    • 1945: Antidefamation [Statute] Unlawful to print, publish, distribute by any means, any publications, handbills, booklets, etc. which tends to expose any individual or any religious group to hatred, contempt, ridicule, or abuse unless the name and address of those doing so is clearly printed on the written material.
    • 1958: Education [Statute] County boards of education may adopt regulation for closing schools during emergencies. Schools to close automatically when federal troops used to prevent violence.
    • 1958: Public Carrier [Statute] Races to be segregated on public carriers.
    • 1967: Public accommodations [City Ordinance] Sarasota passed a city ordinance stating that "Whenever members of two or moreraces shallbe upon any publicbathing beach within the corporate limits of the City of Sarasota, it shall be the duty of the Chief of police or other officerin charge of the public forces of the City…with the assistance of such police forces, to clear the area involved of all members of all races present."

Georgia

  • Restaurants. All persons licensed to conduct a restaurant, shall serve either white people exclusively or colored people exclusively and shall not sell to the two races within the same room or serve the two races anywhere under the same license.
  • Amateur Baseball. It shall be unlawful for any amateur white baseball team to play baseball on any vacant lot or baseball diamond within two blocks of a playground devoted to the Negro race, and it shall be unlawful for any amateur colored baseball team to play baseball in any vacant lot or baseball diamond within two blocks of any playground devoted to the white race.

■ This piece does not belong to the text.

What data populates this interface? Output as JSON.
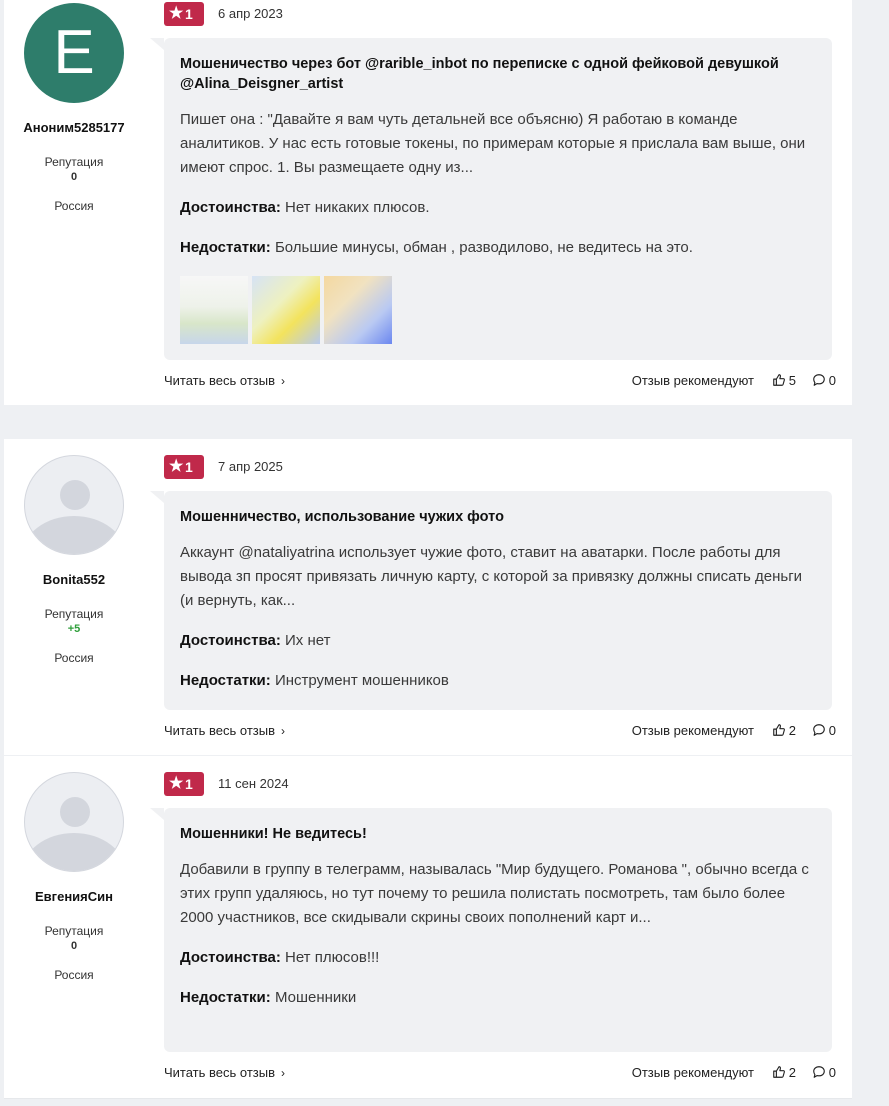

All excerpts areFrom Wikipedia, the free encyclopediaRev. Earnest Mason